Walker interpreted Nelson’s song so well that the young songwriter offered the burgeoning star his latest: a song he called “Crazy.” But, Patsy Cline’s producer Owen Bradley wanted “Crazy” for her. Bradley offered Walker “Charlie’s Shoes” if he would pass on recording “Crazy.” Walker got his only Number One hit out of the deal; Patsy, immortality. Life is funny that way.
I was stunned at the quality and consistency of his catalog. Columbia Hits contained one masterpiece after another: “Forever,” “I Wish You Love,” “The Morning Paper,” and the exquisite “Nobody But A Fool.” I always knew Billy was a good singer with a few great records. I learned then that he was a great singer; a unique voice, with a vast catalog of masterful records.
Then we got the news.
Billy Walker, his wife and band, dead in a wreck out on the Lost Highway. It didn’t make any sense. This kind of thing doesn’t happen anymore. Billy Walker was not a young, wild, free, and reckless kid out on the road for the first time in some pre-air-bag death trap, hopped up on bennies just to make the next gig. Why had he survived so much just to die senselessly on the side of the road in some place called Fort Deposit?
His childhood is the stuff of Dickens, if Dickens had been from Texas. His mother died when he was four, leaving him and his seven siblings in the care of his Methodist minister father. This was the Great Depression and his father simply could not afford to feed eight children. Billy was sent to an orphanage with his two brothers.
I recall my daddy turning loose of my hand, watching him walk away and not seeing him again for five years.
The orphanage “was a cruel place at that time.” Walker recalled one boy who was forced to sleep the entire night sitting on the toilet. The children were beaten. If they dared to wet the bed, their faces were rubbed into the soiled sheets, hair pulled. They were denied food as punishment. It was a house of horrors.

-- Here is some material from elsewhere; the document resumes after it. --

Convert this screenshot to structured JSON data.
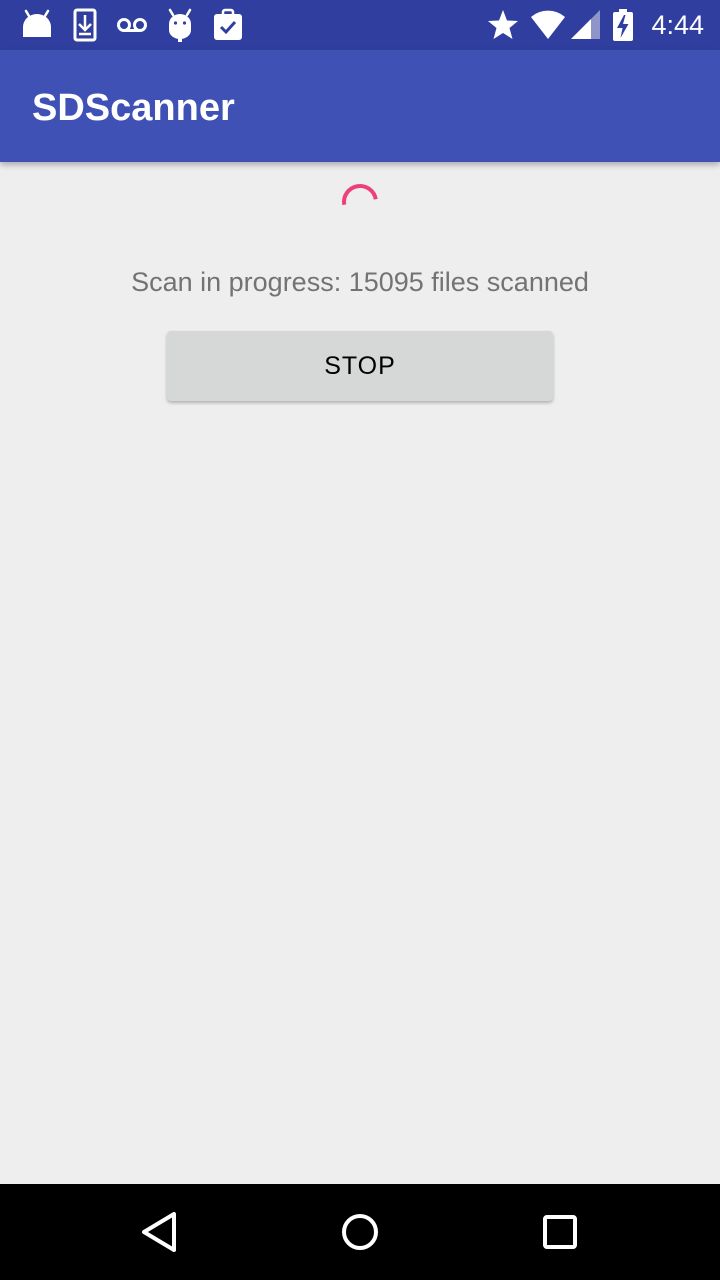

Growing up in such an environment hardens many men. Billy was the softest, mildest mannered gentlemen I ever met. He had music.
My daddy re-married and came to get us when I was 11. He gave me a dime to see a Gene Autry movie. It was called Public Cowboy No. 1. I looked at Gene on that screen and said I can do that.

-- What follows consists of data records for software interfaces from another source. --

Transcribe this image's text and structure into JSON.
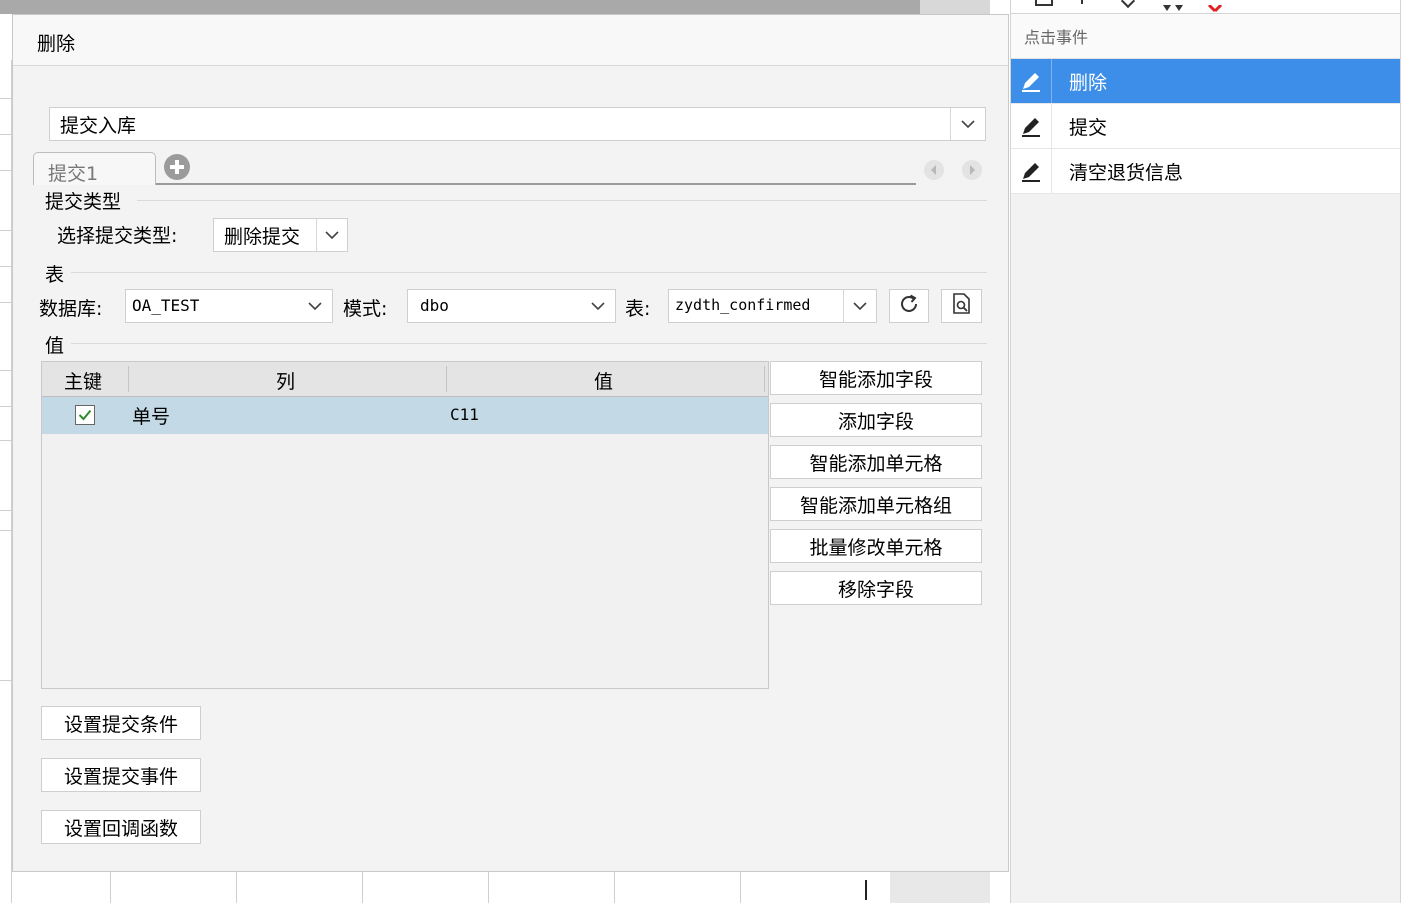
{
  "dialog": {
    "title": "删除",
    "submit_combo": {
      "value": "提交入库"
    },
    "tab": {
      "label": "提交1"
    },
    "submit_type": {
      "section_label": "提交类型",
      "field_label": "选择提交类型:",
      "value": "删除提交"
    },
    "table_section": {
      "section_label": "表",
      "database_label": "数据库:",
      "database_value": "OA_TEST",
      "schema_label": "模式:",
      "schema_value": "dbo",
      "table_label": "表:",
      "table_value": "zydth_confirmed"
    },
    "values_section": {
      "section_label": "值",
      "columns": [
        "主键",
        "列",
        "值"
      ],
      "rows": [
        {
          "primary_key": true,
          "column": "单号",
          "value": "C11"
        }
      ]
    },
    "side_buttons": [
      "智能添加字段",
      "添加字段",
      "智能添加单元格",
      "智能添加单元格组",
      "批量修改单元格",
      "移除字段"
    ],
    "bottom_buttons": [
      "设置提交条件",
      "设置提交事件",
      "设置回调函数"
    ]
  },
  "events_panel": {
    "header": "点击事件",
    "items": [
      {
        "label": "删除",
        "selected": true,
        "icon": "pencil-icon"
      },
      {
        "label": "提交",
        "selected": false,
        "icon": "pencil-icon"
      },
      {
        "label": "清空退货信息",
        "selected": false,
        "icon": "pencil-icon"
      }
    ]
  },
  "colors": {
    "selection": "#3d8ee8",
    "row_highlight": "#c4d9e6",
    "check": "#2e8b2e"
  }
}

So he did, all the way to the top.
Billy’s smooth vocal style, his affinity for the western aesthetic, his straight posture and good guy persona all came from the escapism he found in Gene Autry. The unavoidable ache and longing in his voice from all the rest.
Nick Shaffran’s liner notes to the Columbia Hits CD, released just one year before Walker’s untimely death, conclude thusly:
“. . .a true gentleman, and a country music survivor.”
It should be chiseled in stone.